To recap, the approach in part 1 was broadly:

- Use a CEGIS-style loop to find a pair of expressions that are equal for all possible inputs.
- After finding such a pair, block it from being found again.
- Repeat until no more pairs can be found.

One weakness (in addition to the other weaknesses) of that approach is that the "block list" keeps growing as more identities are found. Here is an alternative approach that does not use an ever-growing block list:

- Interpreting the raw bit-string that represents a pair of expressions as an integer, find the
*lowest*pair of equivalent expressions. - After finding the lowest pair, interpreted as the number
`X`, set the lower bound for the next pair to`X + 1`. - Repeat until no more pairs can be found.

## Finding the lowest pair of expressions

SAT by itself does not try to find the *lowest* solution, nor does the CEGIS-loop built on top of it. But we can use the CEGIS-loop as an oracle to answer the question: is there any solution in (a restricted part of) the search space, and that lets us do a bitwise binary search - the "find one bit at the time" variant of binary search, typically discussed in a completely different context. Bitwise binary search maps well to SAT, not directly of course, but in the following way:

- Initialize the
`prefix`to an empty list. - If the
`prefix`has the same size as a pair of expressions, directly return the result of the CEGIS-oracle. - Extend the
`prefix`with`false`. - Ask the CEGIS-oracle if there is a solution that starts with the
`prefix`, if there is, go back to step 2. - Otherwise, turn the
`false`at the end of the`prefix`into`true`, then go back to step 2.

Asking a SAT solver for a solution that starts with a given `prefix` is easy and tends to make the SAT instance easier to solve (especially when the `prefix` is long), this only involves forcing some variables (the ones covered by the `prefix`) to be true or false, using single-literal clauses.

A very useful optimization can be done in step 4: when the CEGIS-oracle says there is a solution with the current `prefix`, the solution may have some extra zeroes *after* the `prefix` which we can use directly to extend the `prefix` for free. That saves a lot of SAT solves when the solutions tend to have a lot of zeroes in them, which in my case they do, due to extensive use of one-hot encoding.

## Encoding the lower bound
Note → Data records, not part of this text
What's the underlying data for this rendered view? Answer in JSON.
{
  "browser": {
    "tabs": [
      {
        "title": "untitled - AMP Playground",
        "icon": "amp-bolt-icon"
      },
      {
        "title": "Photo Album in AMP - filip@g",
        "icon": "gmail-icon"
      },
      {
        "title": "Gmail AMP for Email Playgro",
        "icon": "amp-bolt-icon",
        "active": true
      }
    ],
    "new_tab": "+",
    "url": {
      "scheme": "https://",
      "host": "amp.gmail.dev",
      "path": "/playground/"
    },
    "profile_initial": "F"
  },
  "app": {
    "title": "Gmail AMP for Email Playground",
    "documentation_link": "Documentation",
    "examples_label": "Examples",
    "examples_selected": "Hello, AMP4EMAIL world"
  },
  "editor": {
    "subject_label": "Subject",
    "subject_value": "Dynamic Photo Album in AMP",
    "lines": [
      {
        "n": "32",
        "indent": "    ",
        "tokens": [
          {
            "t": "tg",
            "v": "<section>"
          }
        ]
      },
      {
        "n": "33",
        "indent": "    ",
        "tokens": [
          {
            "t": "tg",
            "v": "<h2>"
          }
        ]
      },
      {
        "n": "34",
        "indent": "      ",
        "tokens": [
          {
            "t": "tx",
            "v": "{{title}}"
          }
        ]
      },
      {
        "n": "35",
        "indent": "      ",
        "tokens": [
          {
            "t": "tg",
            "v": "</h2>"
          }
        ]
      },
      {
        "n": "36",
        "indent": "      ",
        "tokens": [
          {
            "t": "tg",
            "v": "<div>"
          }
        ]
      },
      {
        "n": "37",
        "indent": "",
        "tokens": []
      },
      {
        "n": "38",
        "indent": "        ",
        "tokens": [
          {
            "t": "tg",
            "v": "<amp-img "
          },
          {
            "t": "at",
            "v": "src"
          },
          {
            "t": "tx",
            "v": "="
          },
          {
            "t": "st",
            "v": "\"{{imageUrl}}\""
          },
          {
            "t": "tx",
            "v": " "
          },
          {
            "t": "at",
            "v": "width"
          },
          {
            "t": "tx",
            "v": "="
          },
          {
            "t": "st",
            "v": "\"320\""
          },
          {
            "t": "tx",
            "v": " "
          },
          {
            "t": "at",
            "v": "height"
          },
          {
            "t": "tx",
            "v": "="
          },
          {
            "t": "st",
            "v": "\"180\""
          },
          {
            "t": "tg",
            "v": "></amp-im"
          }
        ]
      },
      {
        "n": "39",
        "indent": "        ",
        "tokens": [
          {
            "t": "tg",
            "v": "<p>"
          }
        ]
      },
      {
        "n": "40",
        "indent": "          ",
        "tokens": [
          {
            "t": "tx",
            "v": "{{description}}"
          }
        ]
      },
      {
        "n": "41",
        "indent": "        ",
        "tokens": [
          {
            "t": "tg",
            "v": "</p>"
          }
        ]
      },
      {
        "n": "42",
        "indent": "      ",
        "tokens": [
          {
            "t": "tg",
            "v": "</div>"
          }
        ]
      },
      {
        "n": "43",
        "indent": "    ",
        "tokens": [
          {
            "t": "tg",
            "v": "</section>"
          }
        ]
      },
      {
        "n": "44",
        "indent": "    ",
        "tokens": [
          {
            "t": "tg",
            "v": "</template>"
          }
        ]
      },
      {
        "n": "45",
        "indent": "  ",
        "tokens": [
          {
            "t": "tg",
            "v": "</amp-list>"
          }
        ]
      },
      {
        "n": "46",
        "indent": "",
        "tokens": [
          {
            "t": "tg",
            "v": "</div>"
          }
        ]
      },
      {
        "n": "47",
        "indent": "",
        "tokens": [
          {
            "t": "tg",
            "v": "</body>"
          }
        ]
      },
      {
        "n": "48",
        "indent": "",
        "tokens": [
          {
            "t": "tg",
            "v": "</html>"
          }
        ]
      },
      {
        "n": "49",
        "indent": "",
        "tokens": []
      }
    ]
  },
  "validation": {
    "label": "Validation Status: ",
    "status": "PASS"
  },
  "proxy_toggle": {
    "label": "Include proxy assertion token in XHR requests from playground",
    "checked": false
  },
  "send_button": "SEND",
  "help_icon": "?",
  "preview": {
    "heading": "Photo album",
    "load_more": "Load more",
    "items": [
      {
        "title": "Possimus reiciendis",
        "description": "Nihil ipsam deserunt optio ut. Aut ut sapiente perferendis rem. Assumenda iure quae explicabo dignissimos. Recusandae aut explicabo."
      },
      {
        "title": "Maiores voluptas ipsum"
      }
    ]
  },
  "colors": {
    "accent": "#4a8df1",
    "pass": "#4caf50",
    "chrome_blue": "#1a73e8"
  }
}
There is a neat way to encode that an integer must be greater-than-or-equal-to some given constant, which I haven't seen people talk about (perhaps it's part of the folklore?), using only `popcnt(lower_bound)` clauses. The idea here is that for every bit that's set in the bound, at least one of the following bits must be set in the solution: that bit itself, or any more-significant bit that is zero in the lower bound. That only takes one clause to encode, a clause containing the variable that corresponds to the set bit, and the variables corresponding to the zeroes to the left of that set bit.

## Code

For concreteness, here's how I implemented constraining solutions to conform to the `prefix`, it's really simple:

// set the prefix (used by binary search) for (size_t i = 0; i < prefix.size(); i++) { if (prefix[i]) s.addClause(allprogbits[i]); else s.addClause(~allprogbits[i]); }

Here's how I set the lower bound:

// if there is a lower bound (used by binary search), enforce it if (!lower_bound.empty()) { vector<Lit> cl; for (size_t i = 0; i < lower_bound.size(); i++) { if (lower_bound[i]) { cl.push_back(allprogbits[i]); s.addClause(cl); cl.pop_back(); } else { cl.push_back(allprogbits[i]); } } }

And binary search (with the optimization to keep the extra zeroes that the solver gives for free) looks like this:

optional<pair<vector<InstrB>, vector<InstrB>>> find_lowest(vector<bool>& prefix, vector<vector<int>>& inputs) { do { if (prefix.size() == progbits) { return format_progbits(synthesize(prefix, inputs), inputcount, lhs_size, rhs_size); } else { prefix.push_back(false); auto f = synthesize(prefix, inputs); if (f.has_value()) { // if the next bits are already zero in the solution, keep them zero auto bits = *f; while (prefix.size() < progbits && !bits[prefix.size()]) prefix.push_back(false); continue; } prefix.pop_back(); prefix.push_back(true); } } while (true); }

The full code of my implementation of this idea is available on gitlab. It's a bit crap but at least it should show any detail that you may still be wondering about. In the code I also constrain expressions to not be "a funny way to write zero" and to not be "a complicated way to do nothing", otherwise a lot of less-interesting identities would be generated.